Task directions: When you print the records, keep every line identical to the original.

---- Data shown

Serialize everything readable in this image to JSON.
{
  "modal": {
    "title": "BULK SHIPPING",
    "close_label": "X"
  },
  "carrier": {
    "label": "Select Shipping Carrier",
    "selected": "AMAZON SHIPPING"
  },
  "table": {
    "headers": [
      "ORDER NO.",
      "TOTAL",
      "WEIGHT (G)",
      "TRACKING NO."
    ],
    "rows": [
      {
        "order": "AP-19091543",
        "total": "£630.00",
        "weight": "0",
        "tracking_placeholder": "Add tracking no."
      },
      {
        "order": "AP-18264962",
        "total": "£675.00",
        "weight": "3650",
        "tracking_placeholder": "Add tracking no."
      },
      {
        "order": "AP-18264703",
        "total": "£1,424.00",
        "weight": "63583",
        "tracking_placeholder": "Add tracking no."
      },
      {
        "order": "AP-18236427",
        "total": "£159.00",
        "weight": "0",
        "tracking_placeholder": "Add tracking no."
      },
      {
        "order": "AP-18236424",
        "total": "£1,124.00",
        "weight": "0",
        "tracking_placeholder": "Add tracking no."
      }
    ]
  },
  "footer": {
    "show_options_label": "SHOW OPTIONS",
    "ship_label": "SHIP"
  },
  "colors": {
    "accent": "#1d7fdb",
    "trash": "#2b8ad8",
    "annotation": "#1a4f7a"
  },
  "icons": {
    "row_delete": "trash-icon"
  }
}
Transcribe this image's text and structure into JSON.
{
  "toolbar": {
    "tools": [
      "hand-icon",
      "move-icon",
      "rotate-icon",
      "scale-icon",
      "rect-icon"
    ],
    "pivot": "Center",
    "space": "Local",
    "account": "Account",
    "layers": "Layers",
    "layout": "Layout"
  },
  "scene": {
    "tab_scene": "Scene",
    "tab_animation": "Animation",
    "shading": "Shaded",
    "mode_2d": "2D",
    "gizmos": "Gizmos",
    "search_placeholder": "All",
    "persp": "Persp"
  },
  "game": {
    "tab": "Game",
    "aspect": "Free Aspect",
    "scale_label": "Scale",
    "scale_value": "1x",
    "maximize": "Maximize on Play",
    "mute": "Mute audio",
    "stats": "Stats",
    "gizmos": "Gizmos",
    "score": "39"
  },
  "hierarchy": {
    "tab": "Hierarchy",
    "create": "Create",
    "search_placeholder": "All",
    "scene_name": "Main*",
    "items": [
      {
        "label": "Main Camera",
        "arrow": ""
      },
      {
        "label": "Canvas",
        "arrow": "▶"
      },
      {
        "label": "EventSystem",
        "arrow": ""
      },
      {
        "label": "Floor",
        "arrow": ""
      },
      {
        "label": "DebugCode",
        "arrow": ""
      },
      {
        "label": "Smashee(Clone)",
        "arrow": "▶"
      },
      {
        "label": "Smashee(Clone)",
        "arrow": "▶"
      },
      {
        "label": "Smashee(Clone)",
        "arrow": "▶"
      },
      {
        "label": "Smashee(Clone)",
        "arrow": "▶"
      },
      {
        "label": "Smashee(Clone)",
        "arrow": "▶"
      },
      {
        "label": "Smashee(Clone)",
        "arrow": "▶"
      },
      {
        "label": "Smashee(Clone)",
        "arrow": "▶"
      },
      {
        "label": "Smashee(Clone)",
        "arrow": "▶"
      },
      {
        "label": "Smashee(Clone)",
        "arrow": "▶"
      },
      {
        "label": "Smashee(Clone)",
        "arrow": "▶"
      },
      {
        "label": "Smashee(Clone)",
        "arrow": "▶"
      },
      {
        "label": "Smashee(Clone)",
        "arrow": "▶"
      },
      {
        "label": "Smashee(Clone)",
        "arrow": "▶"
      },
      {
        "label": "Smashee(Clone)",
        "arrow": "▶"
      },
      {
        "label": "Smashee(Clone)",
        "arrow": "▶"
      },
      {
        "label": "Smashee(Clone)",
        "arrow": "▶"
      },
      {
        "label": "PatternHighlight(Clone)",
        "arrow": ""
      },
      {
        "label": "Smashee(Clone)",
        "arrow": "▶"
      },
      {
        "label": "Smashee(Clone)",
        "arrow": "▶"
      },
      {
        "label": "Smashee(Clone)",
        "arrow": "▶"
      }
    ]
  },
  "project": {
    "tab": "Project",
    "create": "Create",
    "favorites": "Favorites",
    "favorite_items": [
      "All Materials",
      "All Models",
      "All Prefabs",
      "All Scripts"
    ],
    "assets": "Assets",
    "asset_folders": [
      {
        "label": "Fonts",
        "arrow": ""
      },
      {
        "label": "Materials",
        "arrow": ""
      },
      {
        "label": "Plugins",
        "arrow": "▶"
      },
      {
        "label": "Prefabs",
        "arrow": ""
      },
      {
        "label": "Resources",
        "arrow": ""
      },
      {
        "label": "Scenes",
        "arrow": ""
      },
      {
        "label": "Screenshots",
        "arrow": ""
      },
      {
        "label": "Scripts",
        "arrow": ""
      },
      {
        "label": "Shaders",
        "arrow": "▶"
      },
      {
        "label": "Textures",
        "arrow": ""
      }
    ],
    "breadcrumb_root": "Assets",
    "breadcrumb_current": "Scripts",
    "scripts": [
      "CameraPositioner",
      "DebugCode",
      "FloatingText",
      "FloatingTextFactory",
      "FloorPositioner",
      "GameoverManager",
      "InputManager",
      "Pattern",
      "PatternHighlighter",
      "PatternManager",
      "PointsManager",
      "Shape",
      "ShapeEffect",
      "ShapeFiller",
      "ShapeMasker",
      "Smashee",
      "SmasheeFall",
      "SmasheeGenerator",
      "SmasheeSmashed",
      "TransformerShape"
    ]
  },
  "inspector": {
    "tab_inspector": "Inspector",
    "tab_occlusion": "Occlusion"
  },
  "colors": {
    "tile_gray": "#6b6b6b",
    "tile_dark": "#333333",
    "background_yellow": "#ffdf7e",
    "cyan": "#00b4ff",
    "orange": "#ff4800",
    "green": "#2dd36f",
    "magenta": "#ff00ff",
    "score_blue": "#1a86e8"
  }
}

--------

Answer for the task:
Serialize everything readable in this image to JSON.
{
  "modal": {
    "title": "BULK SHIPPING",
    "close_label": "X"
  },
  "carrier": {
    "label": "Select Shipping Carrier",
    "selected": "AMAZON SHIPPING"
  },
  "table": {
    "headers": [
      "ORDER NO.",
      "TOTAL",
      "WEIGHT (G)",
      "TRACKING NO."
    ],
    "rows": [
      {
        "order": "AP-19091543",
        "total": "£630.00",
        "weight": "0",
        "tracking_placeholder": "Add tracking no."
      },
      {
        "order": "AP-18264962",
        "total": "£675.00",
        "weight": "3650",
        "tracking_placeholder": "Add tracking no."
      },
      {
        "order": "AP-18264703",
        "total": "£1,424.00",
        "weight": "63583",
        "tracking_placeholder": "Add tracking no."
      },
      {
        "order": "AP-18236427",
        "total": "£159.00",
        "weight": "0",
        "tracking_placeholder": "Add tracking no."
      },
      {
        "order": "AP-18236424",
        "total": "£1,124.00",
        "weight": "0",
        "tracking_placeholder": "Add tracking no."
      }
    ]
  },
  "footer": {
    "show_options_label": "SHOW OPTIONS",
    "ship_label": "SHIP"
  },
  "colors": {
    "accent": "#1d7fdb",
    "trash": "#2b8ad8",
    "annotation": "#1a4f7a"
  },
  "icons": {
    "row_delete": "trash-icon"
  }
}
Transcribe this image's text and structure into JSON.
{
  "toolbar": {
    "tools": [
      "hand-icon",
      "move-icon",
      "rotate-icon",
      "scale-icon",
      "rect-icon"
    ],
    "pivot": "Center",
    "space": "Local",
    "account": "Account",
    "layers": "Layers",
    "layout": "Layout"
  },
  "scene": {
    "tab_scene": "Scene",
    "tab_animation": "Animation",
    "shading": "Shaded",
    "mode_2d": "2D",
    "gizmos": "Gizmos",
    "search_placeholder": "All",
    "persp": "Persp"
  },
  "game": {
    "tab": "Game",
    "aspect": "Free Aspect",
    "scale_label": "Scale",
    "scale_value": "1x",
    "maximize": "Maximize on Play",
    "mute": "Mute audio",
    "stats": "Stats",
    "gizmos": "Gizmos",
    "score": "39"
  },
  "hierarchy": {
    "tab": "Hierarchy",
    "create": "Create",
    "search_placeholder": "All",
    "scene_name": "Main*",
    "items": [
      {
        "label": "Main Camera",
        "arrow": ""
      },
      {
        "label": "Canvas",
        "arrow": "▶"
      },
      {
        "label": "EventSystem",
        "arrow": ""
      },
      {
        "label": "Floor",
        "arrow": ""
      },
      {
        "label": "DebugCode",
        "arrow": ""
      },
      {
        "label": "Smashee(Clone)",
        "arrow": "▶"
      },
      {
        "label": "Smashee(Clone)",
        "arrow": "▶"
      },
      {
        "label": "Smashee(Clone)",
        "arrow": "▶"
      },
      {
        "label": "Smashee(Clone)",
        "arrow": "▶"
      },
      {
        "label": "Smashee(Clone)",
        "arrow": "▶"
      },
      {
        "label": "Smashee(Clone)",
        "arrow": "▶"
      },
      {
        "label": "Smashee(Clone)",
        "arrow": "▶"
      },
      {
        "label": "Smashee(Clone)",
        "arrow": "▶"
      },
      {
        "label": "Smashee(Clone)",
        "arrow": "▶"
      },
      {
        "label": "Smashee(Clone)",
        "arrow": "▶"
      },
      {
        "label": "Smashee(Clone)",
        "arrow": "▶"
      },
      {
        "label": "Smashee(Clone)",
        "arrow": "▶"
      },
      {
        "label": "Smashee(Clone)",
        "arrow": "▶"
      },
      {
        "label": "Smashee(Clone)",
        "arrow": "▶"
      },
      {
        "label": "Smashee(Clone)",
        "arrow": "▶"
      },
      {
        "label": "Smashee(Clone)",
        "arrow": "▶"
      },
      {
        "label": "PatternHighlight(Clone)",
        "arrow": ""
      },
      {
        "label": "Smashee(Clone)",
        "arrow": "▶"
      },
      {
        "label": "Smashee(Clone)",
        "arrow": "▶"
      },
      {
        "label": "Smashee(Clone)",
        "arrow": "▶"
      }
    ]
  },
  "project": {
    "tab": "Project",
    "create": "Create",
    "favorites": "Favorites",
    "favorite_items": [
      "All Materials",
      "All Models",
      "All Prefabs",
      "All Scripts"
    ],
    "assets": "Assets",
    "asset_folders": [
      {
        "label": "Fonts",
        "arrow": ""
      },
      {
        "label": "Materials",
        "arrow": ""
      },
      {
        "label": "Plugins",
        "arrow": "▶"
      },
      {
        "label": "Prefabs",
        "arrow": ""
      },
      {
        "label": "Resources",
        "arrow": ""
      },
      {
        "label": "Scenes",
        "arrow": ""
      },
      {
        "label": "Screenshots",
        "arrow": ""
      },
      {
        "label": "Scripts",
        "arrow": ""
      },
      {
        "label": "Shaders",
        "arrow": "▶"
      },
      {
        "label": "Textures",
        "arrow": ""
      }
    ],
    "breadcrumb_root": "Assets",
    "breadcrumb_current": "Scripts",
    "scripts": [
      "CameraPositioner",
      "DebugCode",
      "FloatingText",
      "FloatingTextFactory",
      "FloorPositioner",
      "GameoverManager",
      "InputManager",
      "Pattern",
      "PatternHighlighter",
      "PatternManager",
      "PointsManager",
      "Shape",
      "ShapeEffect",
      "ShapeFiller",
      "ShapeMasker",
      "Smashee",
      "SmasheeFall",
      "SmasheeGenerator",
      "SmasheeSmashed",
      "TransformerShape"
    ]
  },
  "inspector": {
    "tab_inspector": "Inspector",
    "tab_occlusion": "Occlusion"
  },
  "colors": {
    "tile_gray": "#6b6b6b",
    "tile_dark": "#333333",
    "background_yellow": "#ffdf7e",
    "cyan": "#00b4ff",
    "orange": "#ff4800",
    "green": "#2dd36f",
    "magenta": "#ff00ff",
    "score_blue": "#1a86e8"
  }
}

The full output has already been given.